§ Source data:
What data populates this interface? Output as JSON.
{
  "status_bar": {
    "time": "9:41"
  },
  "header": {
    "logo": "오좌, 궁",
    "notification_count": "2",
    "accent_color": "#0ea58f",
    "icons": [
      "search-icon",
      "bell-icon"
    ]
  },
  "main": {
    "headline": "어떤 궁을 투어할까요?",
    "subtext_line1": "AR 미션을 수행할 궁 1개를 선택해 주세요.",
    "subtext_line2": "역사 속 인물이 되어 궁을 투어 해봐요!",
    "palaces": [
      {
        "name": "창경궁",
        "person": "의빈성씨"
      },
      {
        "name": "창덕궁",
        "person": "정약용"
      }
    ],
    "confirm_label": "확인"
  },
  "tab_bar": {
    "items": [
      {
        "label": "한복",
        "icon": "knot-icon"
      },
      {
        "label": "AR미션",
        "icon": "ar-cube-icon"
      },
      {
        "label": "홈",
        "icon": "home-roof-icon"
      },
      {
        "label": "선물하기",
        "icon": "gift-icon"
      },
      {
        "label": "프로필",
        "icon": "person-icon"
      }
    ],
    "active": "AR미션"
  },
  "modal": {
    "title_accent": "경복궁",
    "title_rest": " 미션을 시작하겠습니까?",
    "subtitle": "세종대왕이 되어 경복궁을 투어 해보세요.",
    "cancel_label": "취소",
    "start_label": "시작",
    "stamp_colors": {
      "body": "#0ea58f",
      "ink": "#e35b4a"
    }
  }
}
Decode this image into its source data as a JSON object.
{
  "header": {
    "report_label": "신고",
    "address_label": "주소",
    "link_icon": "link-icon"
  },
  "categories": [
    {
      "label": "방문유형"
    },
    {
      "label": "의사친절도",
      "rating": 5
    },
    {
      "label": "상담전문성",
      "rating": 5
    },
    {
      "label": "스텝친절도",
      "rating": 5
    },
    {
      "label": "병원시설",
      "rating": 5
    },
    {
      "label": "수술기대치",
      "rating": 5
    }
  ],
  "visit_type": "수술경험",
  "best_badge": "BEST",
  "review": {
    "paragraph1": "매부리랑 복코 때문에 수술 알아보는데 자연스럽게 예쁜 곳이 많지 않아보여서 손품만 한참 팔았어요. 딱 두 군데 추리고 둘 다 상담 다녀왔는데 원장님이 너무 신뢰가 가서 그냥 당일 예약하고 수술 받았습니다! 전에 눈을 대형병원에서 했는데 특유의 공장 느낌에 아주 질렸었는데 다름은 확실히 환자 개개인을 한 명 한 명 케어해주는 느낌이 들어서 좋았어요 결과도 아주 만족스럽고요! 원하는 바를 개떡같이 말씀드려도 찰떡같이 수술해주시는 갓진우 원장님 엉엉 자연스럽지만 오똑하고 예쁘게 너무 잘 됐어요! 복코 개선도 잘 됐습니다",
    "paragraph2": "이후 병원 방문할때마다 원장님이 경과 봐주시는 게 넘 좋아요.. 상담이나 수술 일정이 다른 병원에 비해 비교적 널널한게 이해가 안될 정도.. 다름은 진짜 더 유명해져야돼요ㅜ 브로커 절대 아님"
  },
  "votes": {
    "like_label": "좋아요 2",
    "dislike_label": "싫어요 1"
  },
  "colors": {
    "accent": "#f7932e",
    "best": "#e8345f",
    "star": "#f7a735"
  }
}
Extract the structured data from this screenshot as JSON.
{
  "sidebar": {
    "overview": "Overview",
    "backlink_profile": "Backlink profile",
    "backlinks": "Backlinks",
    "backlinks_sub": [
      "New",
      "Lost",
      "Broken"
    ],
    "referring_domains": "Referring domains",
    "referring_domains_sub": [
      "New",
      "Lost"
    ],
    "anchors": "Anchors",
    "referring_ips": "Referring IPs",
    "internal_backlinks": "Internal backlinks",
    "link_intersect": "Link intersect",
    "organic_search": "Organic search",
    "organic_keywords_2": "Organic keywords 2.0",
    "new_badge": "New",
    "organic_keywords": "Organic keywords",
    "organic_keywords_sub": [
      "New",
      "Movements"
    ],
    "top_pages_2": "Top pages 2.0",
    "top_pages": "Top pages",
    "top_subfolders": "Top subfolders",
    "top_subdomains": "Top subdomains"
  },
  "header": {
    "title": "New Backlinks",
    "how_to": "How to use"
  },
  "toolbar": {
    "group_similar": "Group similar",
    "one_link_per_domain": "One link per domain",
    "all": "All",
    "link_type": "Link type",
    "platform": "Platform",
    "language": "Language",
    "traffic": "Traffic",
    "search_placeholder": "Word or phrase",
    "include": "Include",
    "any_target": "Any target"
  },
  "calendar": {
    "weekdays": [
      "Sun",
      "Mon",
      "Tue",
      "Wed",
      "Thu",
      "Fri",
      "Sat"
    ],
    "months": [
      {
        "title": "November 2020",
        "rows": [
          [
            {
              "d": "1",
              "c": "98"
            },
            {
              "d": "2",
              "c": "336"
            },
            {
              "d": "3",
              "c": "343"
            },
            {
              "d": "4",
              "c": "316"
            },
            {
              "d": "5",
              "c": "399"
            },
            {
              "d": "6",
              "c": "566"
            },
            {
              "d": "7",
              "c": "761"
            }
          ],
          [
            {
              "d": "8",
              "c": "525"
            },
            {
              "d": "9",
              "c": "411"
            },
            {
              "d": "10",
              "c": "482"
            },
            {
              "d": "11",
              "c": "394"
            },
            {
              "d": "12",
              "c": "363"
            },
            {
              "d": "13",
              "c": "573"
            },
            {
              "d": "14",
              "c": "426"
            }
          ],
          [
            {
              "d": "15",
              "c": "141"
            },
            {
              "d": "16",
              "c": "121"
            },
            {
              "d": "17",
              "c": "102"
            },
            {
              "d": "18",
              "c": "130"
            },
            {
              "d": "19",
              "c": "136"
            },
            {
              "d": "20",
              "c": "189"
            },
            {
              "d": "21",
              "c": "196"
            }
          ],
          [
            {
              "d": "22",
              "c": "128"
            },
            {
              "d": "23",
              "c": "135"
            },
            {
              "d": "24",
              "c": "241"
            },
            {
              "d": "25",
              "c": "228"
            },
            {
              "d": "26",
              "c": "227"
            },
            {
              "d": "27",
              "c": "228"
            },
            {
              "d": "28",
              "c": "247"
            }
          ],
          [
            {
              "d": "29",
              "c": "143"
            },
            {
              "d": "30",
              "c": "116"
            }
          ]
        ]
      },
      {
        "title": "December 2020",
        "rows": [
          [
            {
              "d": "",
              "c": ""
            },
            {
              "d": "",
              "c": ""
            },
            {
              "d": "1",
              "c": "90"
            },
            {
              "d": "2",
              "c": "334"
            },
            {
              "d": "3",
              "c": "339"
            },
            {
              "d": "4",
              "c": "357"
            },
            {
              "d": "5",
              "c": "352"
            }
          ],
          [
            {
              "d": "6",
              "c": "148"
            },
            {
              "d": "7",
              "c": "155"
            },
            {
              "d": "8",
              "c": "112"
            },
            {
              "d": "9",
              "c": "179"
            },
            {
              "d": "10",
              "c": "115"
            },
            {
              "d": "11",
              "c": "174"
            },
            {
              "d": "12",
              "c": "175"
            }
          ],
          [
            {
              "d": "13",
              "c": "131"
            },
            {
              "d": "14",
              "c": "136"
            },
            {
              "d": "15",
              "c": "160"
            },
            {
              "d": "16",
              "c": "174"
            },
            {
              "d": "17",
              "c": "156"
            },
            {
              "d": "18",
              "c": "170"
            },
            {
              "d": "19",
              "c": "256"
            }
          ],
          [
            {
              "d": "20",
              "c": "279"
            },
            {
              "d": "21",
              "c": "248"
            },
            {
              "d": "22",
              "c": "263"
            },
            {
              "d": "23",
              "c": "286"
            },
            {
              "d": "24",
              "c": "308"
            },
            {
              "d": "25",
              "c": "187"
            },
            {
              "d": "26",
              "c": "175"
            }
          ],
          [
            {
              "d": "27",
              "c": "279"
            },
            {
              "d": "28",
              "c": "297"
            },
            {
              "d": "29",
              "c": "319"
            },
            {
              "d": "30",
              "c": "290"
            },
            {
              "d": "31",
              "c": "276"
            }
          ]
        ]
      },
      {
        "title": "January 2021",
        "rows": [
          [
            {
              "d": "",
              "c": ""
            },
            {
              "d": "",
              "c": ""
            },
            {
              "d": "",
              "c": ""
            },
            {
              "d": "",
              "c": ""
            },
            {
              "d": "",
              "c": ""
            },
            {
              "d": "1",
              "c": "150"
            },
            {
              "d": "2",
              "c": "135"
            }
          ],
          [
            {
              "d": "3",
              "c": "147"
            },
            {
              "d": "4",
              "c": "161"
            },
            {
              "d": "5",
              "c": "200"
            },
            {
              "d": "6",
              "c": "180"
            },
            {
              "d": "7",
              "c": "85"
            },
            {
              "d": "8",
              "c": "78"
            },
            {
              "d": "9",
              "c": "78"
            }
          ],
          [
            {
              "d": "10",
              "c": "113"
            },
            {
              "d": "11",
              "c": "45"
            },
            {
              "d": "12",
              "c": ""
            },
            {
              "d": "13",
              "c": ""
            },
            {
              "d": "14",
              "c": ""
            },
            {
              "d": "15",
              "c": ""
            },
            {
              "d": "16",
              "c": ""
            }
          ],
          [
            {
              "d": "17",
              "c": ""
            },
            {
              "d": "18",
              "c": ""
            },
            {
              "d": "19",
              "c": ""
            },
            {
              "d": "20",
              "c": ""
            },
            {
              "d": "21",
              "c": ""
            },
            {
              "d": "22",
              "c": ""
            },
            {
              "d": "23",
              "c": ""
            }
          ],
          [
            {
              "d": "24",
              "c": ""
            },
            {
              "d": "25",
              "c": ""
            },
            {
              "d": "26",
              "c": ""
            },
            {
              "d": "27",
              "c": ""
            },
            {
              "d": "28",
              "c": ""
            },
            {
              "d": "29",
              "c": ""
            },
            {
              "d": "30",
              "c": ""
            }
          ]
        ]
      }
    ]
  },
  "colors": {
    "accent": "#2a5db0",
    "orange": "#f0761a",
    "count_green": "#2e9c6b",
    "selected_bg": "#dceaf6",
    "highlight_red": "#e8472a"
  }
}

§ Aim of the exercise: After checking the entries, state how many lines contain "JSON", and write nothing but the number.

§ Output below: 3